What you need to do
The records below are to be restated word for word, with their images omitted.

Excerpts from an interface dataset
=-=-=
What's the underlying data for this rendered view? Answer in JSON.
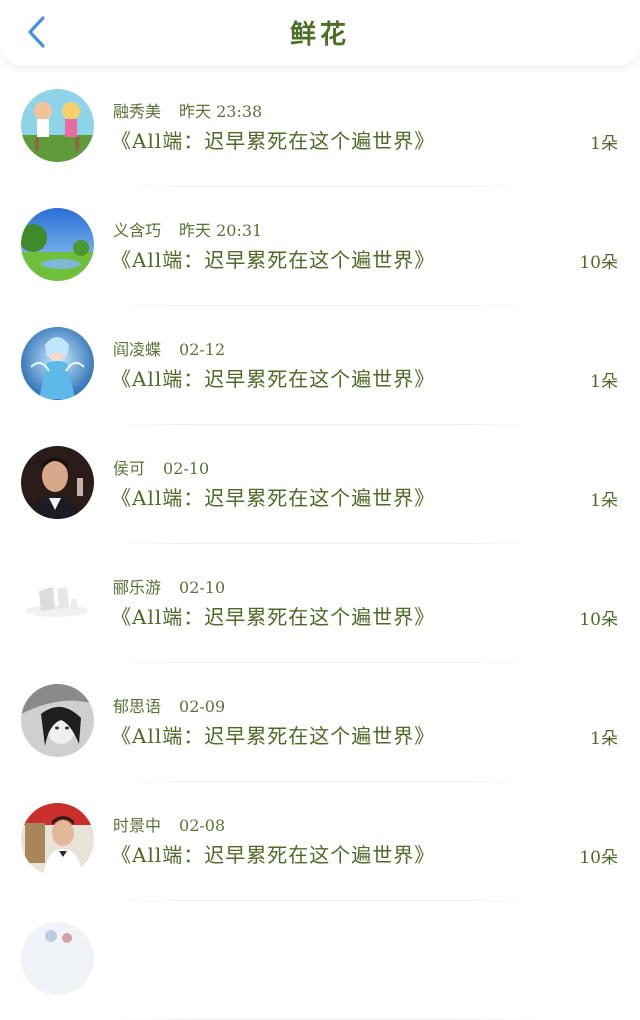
{
  "header": {
    "title": "鲜花",
    "back_icon": "chevron-left-icon",
    "back_color": "#4a90e2"
  },
  "items": [
    {
      "name": "融秀美",
      "date": "昨天 23:38",
      "title": "《All端：迟早累死在这个遍世界》",
      "count": "1朵",
      "avatar_icon": "cartoon-kids-avatar"
    },
    {
      "name": "义含巧",
      "date": "昨天 20:31",
      "title": "《All端：迟早累死在这个遍世界》",
      "count": "10朵",
      "avatar_icon": "landscape-avatar"
    },
    {
      "name": "阎凌蝶",
      "date": "02-12",
      "title": "《All端：迟早累死在这个遍世界》",
      "count": "1朵",
      "avatar_icon": "fairy-avatar"
    },
    {
      "name": "侯可",
      "date": "02-10",
      "title": "《All端：迟早累死在这个遍世界》",
      "count": "1朵",
      "avatar_icon": "man-portrait-avatar"
    },
    {
      "name": "郦乐游",
      "date": "02-10",
      "title": "《All端：迟早累死在这个遍世界》",
      "count": "10朵",
      "avatar_icon": "faded-logo-avatar"
    },
    {
      "name": "郁思语",
      "date": "02-09",
      "title": "《All端：迟早累死在这个遍世界》",
      "count": "1朵",
      "avatar_icon": "bw-girl-avatar"
    },
    {
      "name": "时景中",
      "date": "02-08",
      "title": "《All端：迟早累死在这个遍世界》",
      "count": "10朵",
      "avatar_icon": "chef-avatar"
    }
  ],
  "colors": {
    "accent_text": "#4e6a25",
    "background": "#ffffff"
  }
}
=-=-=
Result of the exercise
What's the underlying data for this rendered view? Answer in JSON.
{
  "header": {
    "title": "鲜花",
    "back_icon": "chevron-left-icon",
    "back_color": "#4a90e2"
  },
  "items": [
    {
      "name": "融秀美",
      "date": "昨天 23:38",
      "title": "《All端：迟早累死在这个遍世界》",
      "count": "1朵",
      "avatar_icon": "cartoon-kids-avatar"
    },
    {
      "name": "义含巧",
      "date": "昨天 20:31",
      "title": "《All端：迟早累死在这个遍世界》",
      "count": "10朵",
      "avatar_icon": "landscape-avatar"
    },
    {
      "name": "阎凌蝶",
      "date": "02-12",
      "title": "《All端：迟早累死在这个遍世界》",
      "count": "1朵",
      "avatar_icon": "fairy-avatar"
    },
    {
      "name": "侯可",
      "date": "02-10",
      "title": "《All端：迟早累死在这个遍世界》",
      "count": "1朵",
      "avatar_icon": "man-portrait-avatar"
    },
    {
      "name": "郦乐游",
      "date": "02-10",
      "title": "《All端：迟早累死在这个遍世界》",
      "count": "10朵",
      "avatar_icon": "faded-logo-avatar"
    },
    {
      "name": "郁思语",
      "date": "02-09",
      "title": "《All端：迟早累死在这个遍世界》",
      "count": "1朵",
      "avatar_icon": "bw-girl-avatar"
    },
    {
      "name": "时景中",
      "date": "02-08",
      "title": "《All端：迟早累死在这个遍世界》",
      "count": "10朵",
      "avatar_icon": "chef-avatar"
    }
  ],
  "colors": {
    "accent_text": "#4e6a25",
    "background": "#ffffff"
  }
}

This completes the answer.